Shell says can make BG deal work despite weak oil price
By Ron Bousso and Dmitry Zhdannikov
LONDON (Reuters) - Royal Dutch Shell (RDSa.L: Quote) sought to ease investor concerns over its planned $70 billion takeover of BG Group BG.L on Tuesday, announcing further benefits and cost cuts aimed at making the deal work with an oil price in the mid-$60s a barrel.
The Anglo-Dutch group, which hopes to complete the deal early next year, said it now expected savings to increase by $1 billion to $3.5 billion for the combination which will make Shell a leader in liquefied natural gas (LNG) and offshore oil production in Brazil.
Shell, which last week reported a huge third-quarter loss due to $8 billion of write-offs in Alaska and Canada, said it would cut costs by $11 billion in 2015 to cope with a prolonged period of lower oil prices, currently trading below $50 per barrel.
"Although oil prices have fallen in 2015 the valuation case for the BG acquisition still looks compelling today for both sets of shareholders," Shell Chief Executive Ben van Beurden told reporters.

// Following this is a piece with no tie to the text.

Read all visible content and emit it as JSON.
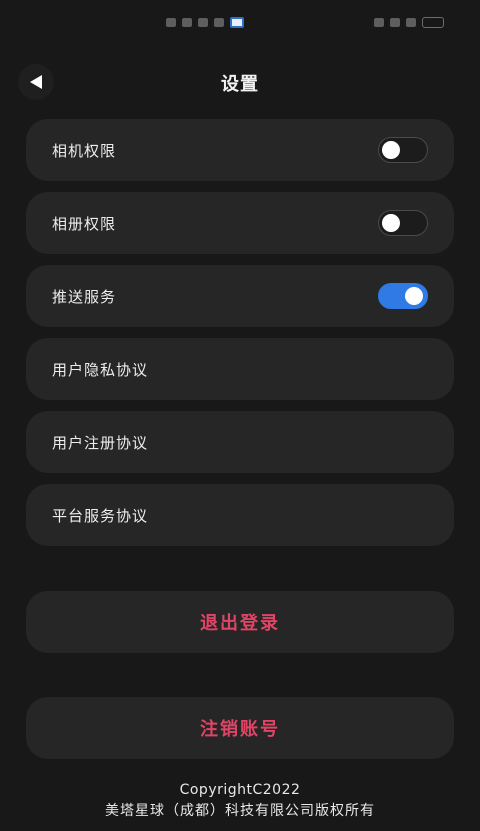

Investors have been concerned that the deal would be at risk as a recovery in oil prices is now expected to take much longer than predicted in April, when the BG transaction was announced.
Back then, Shell indicated it expected oil prices to recover to $90 a barrel by 2020.
Brent crude LCOc1 was around $59 per barrel when the deal was announced and has since traded between about $42 and $69 amid a growing consensus among analysts that prices are set to stay "lower for longer."
"The benefits (of the acquisition) come from delivery of growth projects which will deliver cash flows not over 6 months or 12 months, but over 15-20 years, that's the real value," Shell Chief Financial Officer Simon Henry told investors. Continued...